(Component data from apps and pages)
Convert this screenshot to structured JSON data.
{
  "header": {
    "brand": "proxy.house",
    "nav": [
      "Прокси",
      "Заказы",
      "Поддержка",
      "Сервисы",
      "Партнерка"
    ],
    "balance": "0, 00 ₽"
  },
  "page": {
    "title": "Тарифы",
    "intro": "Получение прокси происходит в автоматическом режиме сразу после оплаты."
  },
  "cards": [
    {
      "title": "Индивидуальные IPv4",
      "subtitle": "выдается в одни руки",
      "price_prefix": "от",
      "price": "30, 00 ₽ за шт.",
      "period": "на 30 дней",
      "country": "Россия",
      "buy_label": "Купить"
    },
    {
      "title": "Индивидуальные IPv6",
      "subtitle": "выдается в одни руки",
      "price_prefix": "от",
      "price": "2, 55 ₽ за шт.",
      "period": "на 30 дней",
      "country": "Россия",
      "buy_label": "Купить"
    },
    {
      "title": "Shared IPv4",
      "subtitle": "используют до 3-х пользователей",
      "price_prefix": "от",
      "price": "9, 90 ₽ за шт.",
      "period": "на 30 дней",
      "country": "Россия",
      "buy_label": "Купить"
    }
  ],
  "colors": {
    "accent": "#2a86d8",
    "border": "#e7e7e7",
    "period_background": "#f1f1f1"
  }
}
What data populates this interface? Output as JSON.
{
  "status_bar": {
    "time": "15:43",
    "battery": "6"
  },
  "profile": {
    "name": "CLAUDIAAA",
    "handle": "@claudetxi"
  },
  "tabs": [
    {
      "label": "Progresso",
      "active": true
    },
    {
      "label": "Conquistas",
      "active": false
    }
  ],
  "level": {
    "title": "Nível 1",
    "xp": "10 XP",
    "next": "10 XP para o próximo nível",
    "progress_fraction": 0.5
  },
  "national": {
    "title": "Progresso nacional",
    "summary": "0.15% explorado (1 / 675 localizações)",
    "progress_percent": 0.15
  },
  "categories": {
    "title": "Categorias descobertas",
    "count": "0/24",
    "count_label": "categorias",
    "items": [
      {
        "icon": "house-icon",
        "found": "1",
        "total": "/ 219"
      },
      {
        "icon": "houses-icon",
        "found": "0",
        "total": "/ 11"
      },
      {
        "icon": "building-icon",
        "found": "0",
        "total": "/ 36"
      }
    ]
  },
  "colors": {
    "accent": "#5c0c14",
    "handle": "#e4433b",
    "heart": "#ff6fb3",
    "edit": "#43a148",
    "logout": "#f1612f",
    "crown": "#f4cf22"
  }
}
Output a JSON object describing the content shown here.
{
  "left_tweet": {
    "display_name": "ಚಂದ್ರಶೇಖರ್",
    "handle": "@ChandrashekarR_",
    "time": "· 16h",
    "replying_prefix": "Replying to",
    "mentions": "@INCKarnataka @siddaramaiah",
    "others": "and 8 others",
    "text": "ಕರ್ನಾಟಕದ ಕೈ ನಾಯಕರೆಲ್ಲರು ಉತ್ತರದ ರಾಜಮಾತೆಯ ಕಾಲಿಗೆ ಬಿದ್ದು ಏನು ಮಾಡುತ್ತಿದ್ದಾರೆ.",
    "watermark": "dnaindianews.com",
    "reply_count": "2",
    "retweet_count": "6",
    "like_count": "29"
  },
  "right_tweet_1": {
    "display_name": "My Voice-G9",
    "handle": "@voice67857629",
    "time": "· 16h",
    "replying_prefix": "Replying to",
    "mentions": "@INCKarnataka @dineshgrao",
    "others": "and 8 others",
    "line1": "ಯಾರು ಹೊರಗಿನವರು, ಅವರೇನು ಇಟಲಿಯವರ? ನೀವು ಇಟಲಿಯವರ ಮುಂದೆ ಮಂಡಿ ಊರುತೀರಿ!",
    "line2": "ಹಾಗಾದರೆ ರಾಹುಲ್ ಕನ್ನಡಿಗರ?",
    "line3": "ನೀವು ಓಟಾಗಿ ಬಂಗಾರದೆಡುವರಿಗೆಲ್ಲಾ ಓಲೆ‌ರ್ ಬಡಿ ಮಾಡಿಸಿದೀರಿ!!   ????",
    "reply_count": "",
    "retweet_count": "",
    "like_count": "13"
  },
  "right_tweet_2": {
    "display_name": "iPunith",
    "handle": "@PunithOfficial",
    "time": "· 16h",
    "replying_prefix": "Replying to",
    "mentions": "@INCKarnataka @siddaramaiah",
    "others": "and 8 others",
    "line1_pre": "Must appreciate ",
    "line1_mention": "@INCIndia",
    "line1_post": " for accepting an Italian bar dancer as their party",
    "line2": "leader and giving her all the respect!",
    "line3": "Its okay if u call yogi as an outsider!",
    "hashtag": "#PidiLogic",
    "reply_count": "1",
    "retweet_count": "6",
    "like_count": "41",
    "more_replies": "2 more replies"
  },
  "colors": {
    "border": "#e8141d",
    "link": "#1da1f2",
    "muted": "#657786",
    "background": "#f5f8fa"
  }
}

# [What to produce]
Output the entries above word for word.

# [Your solution]
Convert this screenshot to structured JSON data.
{
  "header": {
    "brand": "proxy.house",
    "nav": [
      "Прокси",
      "Заказы",
      "Поддержка",
      "Сервисы",
      "Партнерка"
    ],
    "balance": "0, 00 ₽"
  },
  "page": {
    "title": "Тарифы",
    "intro": "Получение прокси происходит в автоматическом режиме сразу после оплаты."
  },
  "cards": [
    {
      "title": "Индивидуальные IPv4",
      "subtitle": "выдается в одни руки",
      "price_prefix": "от",
      "price": "30, 00 ₽ за шт.",
      "period": "на 30 дней",
      "country": "Россия",
      "buy_label": "Купить"
    },
    {
      "title": "Индивидуальные IPv6",
      "subtitle": "выдается в одни руки",
      "price_prefix": "от",
      "price": "2, 55 ₽ за шт.",
      "period": "на 30 дней",
      "country": "Россия",
      "buy_label": "Купить"
    },
    {
      "title": "Shared IPv4",
      "subtitle": "используют до 3-х пользователей",
      "price_prefix": "от",
      "price": "9, 90 ₽ за шт.",
      "period": "на 30 дней",
      "country": "Россия",
      "buy_label": "Купить"
    }
  ],
  "colors": {
    "accent": "#2a86d8",
    "border": "#e7e7e7",
    "period_background": "#f1f1f1"
  }
}
What data populates this interface? Output as JSON.
{
  "status_bar": {
    "time": "15:43",
    "battery": "6"
  },
  "profile": {
    "name": "CLAUDIAAA",
    "handle": "@claudetxi"
  },
  "tabs": [
    {
      "label": "Progresso",
      "active": true
    },
    {
      "label": "Conquistas",
      "active": false
    }
  ],
  "level": {
    "title": "Nível 1",
    "xp": "10 XP",
    "next": "10 XP para o próximo nível",
    "progress_fraction": 0.5
  },
  "national": {
    "title": "Progresso nacional",
    "summary": "0.15% explorado (1 / 675 localizações)",
    "progress_percent": 0.15
  },
  "categories": {
    "title": "Categorias descobertas",
    "count": "0/24",
    "count_label": "categorias",
    "items": [
      {
        "icon": "house-icon",
        "found": "1",
        "total": "/ 219"
      },
      {
        "icon": "houses-icon",
        "found": "0",
        "total": "/ 11"
      },
      {
        "icon": "building-icon",
        "found": "0",
        "total": "/ 36"
      }
    ]
  },
  "colors": {
    "accent": "#5c0c14",
    "handle": "#e4433b",
    "heart": "#ff6fb3",
    "edit": "#43a148",
    "logout": "#f1612f",
    "crown": "#f4cf22"
  }
}
Output a JSON object describing the content shown here.
{
  "left_tweet": {
    "display_name": "ಚಂದ್ರಶೇಖರ್",
    "handle": "@ChandrashekarR_",
    "time": "· 16h",
    "replying_prefix": "Replying to",
    "mentions": "@INCKarnataka @siddaramaiah",
    "others": "and 8 others",
    "text": "ಕರ್ನಾಟಕದ ಕೈ ನಾಯಕರೆಲ್ಲರು ಉತ್ತರದ ರಾಜಮಾತೆಯ ಕಾಲಿಗೆ ಬಿದ್ದು ಏನು ಮಾಡುತ್ತಿದ್ದಾರೆ.",
    "watermark": "dnaindianews.com",
    "reply_count": "2",
    "retweet_count": "6",
    "like_count": "29"
  },
  "right_tweet_1": {
    "display_name": "My Voice-G9",
    "handle": "@voice67857629",
    "time": "· 16h",
    "replying_prefix": "Replying to",
    "mentions": "@INCKarnataka @dineshgrao",
    "others": "and 8 others",
    "line1": "ಯಾರು ಹೊರಗಿನವರು, ಅವರೇನು ಇಟಲಿಯವರ? ನೀವು ಇಟಲಿಯವರ ಮುಂದೆ ಮಂಡಿ ಊರುತೀರಿ!",
    "line2": "ಹಾಗಾದರೆ ರಾಹುಲ್ ಕನ್ನಡಿಗರ?",
    "line3": "ನೀವು ಓಟಾಗಿ ಬಂಗಾರದೆಡುವರಿಗೆಲ್ಲಾ ಓಲೆ‌ರ್ ಬಡಿ ಮಾಡಿಸಿದೀರಿ!!   ????",
    "reply_count": "",
    "retweet_count": "",
    "like_count": "13"
  },
  "right_tweet_2": {
    "display_name": "iPunith",
    "handle": "@PunithOfficial",
    "time": "· 16h",
    "replying_prefix": "Replying to",
    "mentions": "@INCKarnataka @siddaramaiah",
    "others": "and 8 others",
    "line1_pre": "Must appreciate ",
    "line1_mention": "@INCIndia",
    "line1_post": " for accepting an Italian bar dancer as their party",
    "line2": "leader and giving her all the respect!",
    "line3": "Its okay if u call yogi as an outsider!",
    "hashtag": "#PidiLogic",
    "reply_count": "1",
    "retweet_count": "6",
    "like_count": "41",
    "more_replies": "2 more replies"
  },
  "colors": {
    "border": "#e8141d",
    "link": "#1da1f2",
    "muted": "#657786",
    "background": "#f5f8fa"
  }
}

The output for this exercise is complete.